> [Directions for this task]:
When the string "Design" occurs in a line of the records, show that line.

> [Page and application data records]:

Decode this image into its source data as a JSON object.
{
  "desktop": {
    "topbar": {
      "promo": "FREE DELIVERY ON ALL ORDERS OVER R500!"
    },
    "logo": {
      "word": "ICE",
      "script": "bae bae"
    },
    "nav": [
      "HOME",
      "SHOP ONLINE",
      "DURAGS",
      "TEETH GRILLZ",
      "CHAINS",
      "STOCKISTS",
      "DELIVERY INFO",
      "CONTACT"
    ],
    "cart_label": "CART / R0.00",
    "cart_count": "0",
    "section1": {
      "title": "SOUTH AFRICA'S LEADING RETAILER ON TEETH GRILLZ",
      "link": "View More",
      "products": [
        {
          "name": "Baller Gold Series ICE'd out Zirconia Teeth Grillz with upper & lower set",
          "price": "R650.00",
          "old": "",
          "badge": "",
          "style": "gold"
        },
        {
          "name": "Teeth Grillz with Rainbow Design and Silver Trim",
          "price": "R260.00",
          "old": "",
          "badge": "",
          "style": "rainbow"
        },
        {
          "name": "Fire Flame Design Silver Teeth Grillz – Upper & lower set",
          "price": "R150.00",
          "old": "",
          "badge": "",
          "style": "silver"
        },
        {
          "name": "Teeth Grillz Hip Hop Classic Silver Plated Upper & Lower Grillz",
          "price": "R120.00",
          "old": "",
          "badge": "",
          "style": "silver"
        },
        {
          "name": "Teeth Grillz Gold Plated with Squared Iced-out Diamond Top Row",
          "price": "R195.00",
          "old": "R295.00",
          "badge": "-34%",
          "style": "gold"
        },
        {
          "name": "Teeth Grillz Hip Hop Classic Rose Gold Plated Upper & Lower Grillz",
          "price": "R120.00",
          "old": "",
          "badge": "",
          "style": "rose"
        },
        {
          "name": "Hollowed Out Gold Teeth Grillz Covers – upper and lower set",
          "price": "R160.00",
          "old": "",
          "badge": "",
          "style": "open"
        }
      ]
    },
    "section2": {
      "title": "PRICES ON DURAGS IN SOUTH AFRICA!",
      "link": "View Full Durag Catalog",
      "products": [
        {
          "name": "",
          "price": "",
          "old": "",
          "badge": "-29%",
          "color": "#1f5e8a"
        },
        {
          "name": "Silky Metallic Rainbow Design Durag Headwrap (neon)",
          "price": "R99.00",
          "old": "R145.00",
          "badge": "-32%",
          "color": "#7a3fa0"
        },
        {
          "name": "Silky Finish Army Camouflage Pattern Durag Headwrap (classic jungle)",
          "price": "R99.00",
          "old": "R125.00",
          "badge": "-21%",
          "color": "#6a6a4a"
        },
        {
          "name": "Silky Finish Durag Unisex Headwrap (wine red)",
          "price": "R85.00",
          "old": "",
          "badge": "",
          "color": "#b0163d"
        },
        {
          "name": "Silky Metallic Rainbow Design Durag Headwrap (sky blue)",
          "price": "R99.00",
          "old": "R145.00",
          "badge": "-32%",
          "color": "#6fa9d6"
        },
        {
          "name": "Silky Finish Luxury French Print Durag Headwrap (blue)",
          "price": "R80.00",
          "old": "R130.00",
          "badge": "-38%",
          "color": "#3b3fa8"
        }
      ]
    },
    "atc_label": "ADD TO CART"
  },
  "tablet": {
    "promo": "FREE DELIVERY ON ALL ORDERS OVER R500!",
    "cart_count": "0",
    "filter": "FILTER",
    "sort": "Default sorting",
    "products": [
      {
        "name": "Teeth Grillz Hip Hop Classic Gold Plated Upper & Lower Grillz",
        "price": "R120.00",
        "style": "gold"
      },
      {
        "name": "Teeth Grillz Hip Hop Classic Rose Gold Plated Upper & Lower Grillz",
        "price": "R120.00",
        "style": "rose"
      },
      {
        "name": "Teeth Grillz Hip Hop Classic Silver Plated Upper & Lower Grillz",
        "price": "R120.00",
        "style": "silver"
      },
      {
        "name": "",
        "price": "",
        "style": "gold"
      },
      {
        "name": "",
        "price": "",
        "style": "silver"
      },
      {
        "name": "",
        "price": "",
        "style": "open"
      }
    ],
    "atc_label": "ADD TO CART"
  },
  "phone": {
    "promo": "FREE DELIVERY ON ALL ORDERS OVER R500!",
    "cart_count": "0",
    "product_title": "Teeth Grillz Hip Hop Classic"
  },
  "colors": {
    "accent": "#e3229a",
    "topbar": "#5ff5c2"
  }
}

> [Output]:
          "name": "Teeth Grillz with Rainbow Design and Silver Trim",
          "name": "Fire Flame Design Silver Teeth Grillz – Upper & lower set",
          "name": "Silky Metallic Rainbow Design Durag Headwrap (neon)",
          "name": "Silky Metallic Rainbow Design Durag Headwrap (sky blue)",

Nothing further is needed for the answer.